**MATERIAL FOR THE TASK**
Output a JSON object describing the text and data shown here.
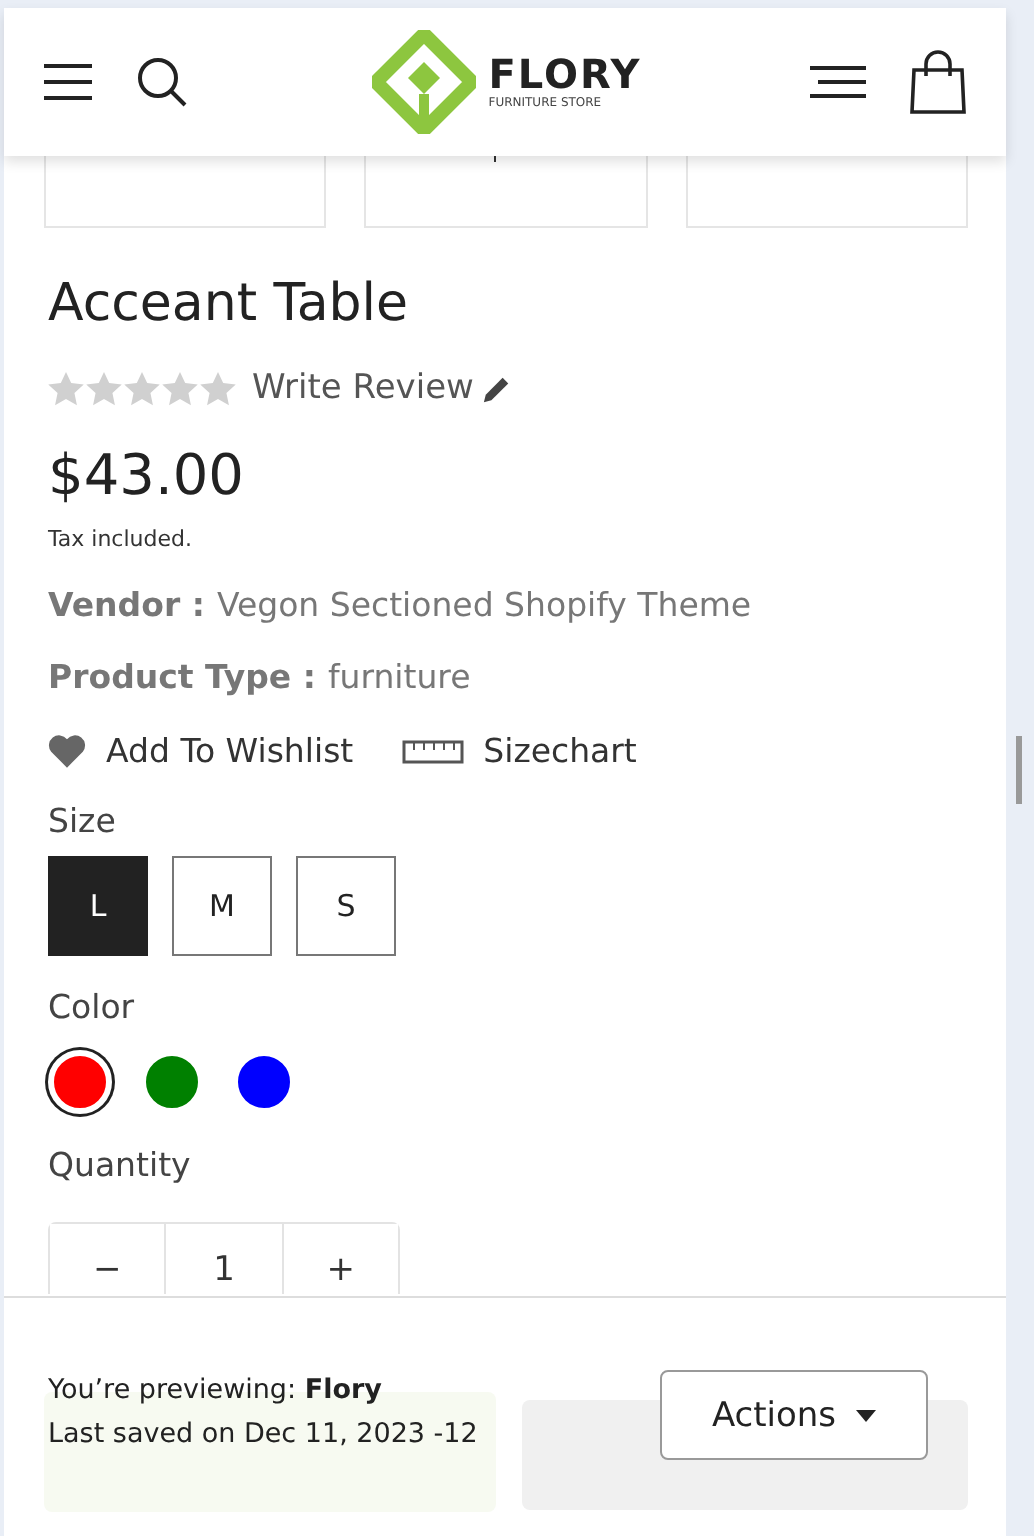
{
  "header": {
    "logo": {
      "name": "FLORY",
      "tagline": "FURNITURE STORE"
    }
  },
  "thumbnails": [
    {
      "kind": "empty"
    },
    {
      "kind": "mark"
    },
    {
      "kind": "empty"
    }
  ],
  "product": {
    "title": "Acceant Table",
    "stars": 0,
    "review_link": "Write Review",
    "price": "$43.00",
    "tax_note": "Tax included.",
    "details": [
      {
        "label": "Vendor :",
        "value": "Vegon Sectioned Shopify Theme"
      },
      {
        "label": "Product Type :",
        "value": "furniture"
      }
    ],
    "wishlist": "Add To Wishlist",
    "sizechart": "Sizechart",
    "size_label": "Size",
    "sizes": [
      {
        "label": "L",
        "selected": true
      },
      {
        "label": "M",
        "selected": false
      },
      {
        "label": "S",
        "selected": false
      }
    ],
    "color_label": "Color",
    "colors": [
      {
        "color": "#ff0000",
        "selected": true
      },
      {
        "color": "#008000",
        "selected": false
      },
      {
        "color": "#0000ff",
        "selected": false
      }
    ],
    "quantity_label": "Quantity",
    "quantity": "1",
    "minus": "−",
    "plus": "+"
  },
  "preview_bar": {
    "prefix": "You’re previewing: ",
    "theme": "Flory",
    "saved": "Last saved on Dec 11, 2023 -12",
    "actions": "Actions"
  }
}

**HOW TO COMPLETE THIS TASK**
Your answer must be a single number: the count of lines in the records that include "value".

**TASK OUTPUT**
2